**Your objective:**
List all lines of the data that include the string "Mean".

(Data extracted from a collection)
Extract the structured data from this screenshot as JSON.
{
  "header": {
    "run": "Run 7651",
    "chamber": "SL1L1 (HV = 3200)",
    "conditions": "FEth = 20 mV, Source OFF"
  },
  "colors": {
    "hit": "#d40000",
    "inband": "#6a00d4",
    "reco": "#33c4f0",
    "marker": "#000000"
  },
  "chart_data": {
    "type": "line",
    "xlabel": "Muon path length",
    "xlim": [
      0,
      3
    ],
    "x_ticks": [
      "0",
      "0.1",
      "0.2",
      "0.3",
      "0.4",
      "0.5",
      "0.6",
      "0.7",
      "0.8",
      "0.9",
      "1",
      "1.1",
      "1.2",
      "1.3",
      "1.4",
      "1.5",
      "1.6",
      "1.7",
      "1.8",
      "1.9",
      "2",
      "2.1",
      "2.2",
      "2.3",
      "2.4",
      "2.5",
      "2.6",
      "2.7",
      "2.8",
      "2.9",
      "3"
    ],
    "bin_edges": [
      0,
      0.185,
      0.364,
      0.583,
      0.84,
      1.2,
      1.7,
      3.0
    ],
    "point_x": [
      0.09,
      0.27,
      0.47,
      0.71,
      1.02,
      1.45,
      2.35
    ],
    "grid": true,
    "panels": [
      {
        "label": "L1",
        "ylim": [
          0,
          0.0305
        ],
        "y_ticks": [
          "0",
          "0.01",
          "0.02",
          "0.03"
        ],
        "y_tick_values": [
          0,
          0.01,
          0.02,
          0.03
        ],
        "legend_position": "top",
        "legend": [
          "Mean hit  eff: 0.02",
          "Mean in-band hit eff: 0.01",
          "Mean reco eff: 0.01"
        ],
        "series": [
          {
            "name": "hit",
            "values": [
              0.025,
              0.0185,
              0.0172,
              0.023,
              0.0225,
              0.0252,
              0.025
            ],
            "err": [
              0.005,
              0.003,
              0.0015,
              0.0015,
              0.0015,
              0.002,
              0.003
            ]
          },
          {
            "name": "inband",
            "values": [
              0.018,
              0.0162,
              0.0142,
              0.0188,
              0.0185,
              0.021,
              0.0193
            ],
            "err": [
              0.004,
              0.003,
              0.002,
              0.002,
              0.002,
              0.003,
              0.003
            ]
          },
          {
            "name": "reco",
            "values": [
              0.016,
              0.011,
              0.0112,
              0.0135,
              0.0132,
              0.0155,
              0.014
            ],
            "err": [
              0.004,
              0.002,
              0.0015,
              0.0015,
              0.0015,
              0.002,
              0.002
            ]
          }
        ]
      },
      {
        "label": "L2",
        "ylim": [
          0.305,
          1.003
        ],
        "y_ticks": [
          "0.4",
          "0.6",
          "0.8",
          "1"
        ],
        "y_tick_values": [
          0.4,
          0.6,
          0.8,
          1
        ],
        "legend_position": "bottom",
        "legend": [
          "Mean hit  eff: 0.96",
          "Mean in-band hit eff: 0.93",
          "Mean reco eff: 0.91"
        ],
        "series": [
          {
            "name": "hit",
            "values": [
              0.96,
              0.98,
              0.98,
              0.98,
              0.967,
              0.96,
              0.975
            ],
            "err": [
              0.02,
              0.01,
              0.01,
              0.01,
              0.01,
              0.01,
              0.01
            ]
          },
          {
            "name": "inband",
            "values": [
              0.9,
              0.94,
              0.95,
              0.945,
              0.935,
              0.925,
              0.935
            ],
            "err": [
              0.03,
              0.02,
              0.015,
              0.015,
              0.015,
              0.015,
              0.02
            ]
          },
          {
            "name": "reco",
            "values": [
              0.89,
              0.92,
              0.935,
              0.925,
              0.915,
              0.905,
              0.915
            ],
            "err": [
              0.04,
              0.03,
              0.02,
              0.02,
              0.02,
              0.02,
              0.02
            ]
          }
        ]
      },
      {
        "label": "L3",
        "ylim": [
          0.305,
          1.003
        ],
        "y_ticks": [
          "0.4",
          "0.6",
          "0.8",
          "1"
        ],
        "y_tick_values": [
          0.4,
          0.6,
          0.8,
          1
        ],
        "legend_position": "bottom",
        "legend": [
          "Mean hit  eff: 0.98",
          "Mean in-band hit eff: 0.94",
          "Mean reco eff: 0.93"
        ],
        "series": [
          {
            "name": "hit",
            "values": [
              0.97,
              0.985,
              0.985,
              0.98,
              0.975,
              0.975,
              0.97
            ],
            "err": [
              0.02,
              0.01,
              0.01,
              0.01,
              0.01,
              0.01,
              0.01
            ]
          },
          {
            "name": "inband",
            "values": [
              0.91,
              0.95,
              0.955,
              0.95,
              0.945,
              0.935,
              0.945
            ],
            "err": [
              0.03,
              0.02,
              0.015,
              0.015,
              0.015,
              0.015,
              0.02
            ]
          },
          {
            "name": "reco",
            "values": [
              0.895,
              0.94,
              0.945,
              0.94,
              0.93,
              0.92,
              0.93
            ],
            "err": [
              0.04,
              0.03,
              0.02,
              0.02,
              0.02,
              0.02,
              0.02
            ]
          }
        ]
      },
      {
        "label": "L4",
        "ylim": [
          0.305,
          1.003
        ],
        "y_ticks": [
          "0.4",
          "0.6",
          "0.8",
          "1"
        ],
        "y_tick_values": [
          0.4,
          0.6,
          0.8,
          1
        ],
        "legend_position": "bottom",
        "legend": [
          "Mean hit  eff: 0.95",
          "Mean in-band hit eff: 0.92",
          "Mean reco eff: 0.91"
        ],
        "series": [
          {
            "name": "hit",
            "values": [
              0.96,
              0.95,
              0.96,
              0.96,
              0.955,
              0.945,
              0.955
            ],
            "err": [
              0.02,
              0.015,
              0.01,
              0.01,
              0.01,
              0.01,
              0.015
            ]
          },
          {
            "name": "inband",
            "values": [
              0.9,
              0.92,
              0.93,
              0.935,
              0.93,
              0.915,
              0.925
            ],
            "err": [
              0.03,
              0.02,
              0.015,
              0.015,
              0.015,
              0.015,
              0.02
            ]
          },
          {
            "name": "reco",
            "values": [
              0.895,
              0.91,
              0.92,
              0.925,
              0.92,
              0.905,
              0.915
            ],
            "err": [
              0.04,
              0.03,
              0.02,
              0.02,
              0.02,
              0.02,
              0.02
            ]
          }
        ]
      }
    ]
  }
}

**Result of the exercise:**
          "Mean hit  eff: 0.02",
          "Mean in-band hit eff: 0.01",
          "Mean reco eff: 0.01"
          "Mean hit  eff: 0.96",
          "Mean in-band hit eff: 0.93",
          "Mean reco eff: 0.91"
          "Mean hit  eff: 0.98",
          "Mean in-band hit eff: 0.94",
          "Mean reco eff: 0.93"
          "Mean hit  eff: 0.95",
          "Mean in-band hit eff: 0.92",
          "Mean reco eff: 0.91"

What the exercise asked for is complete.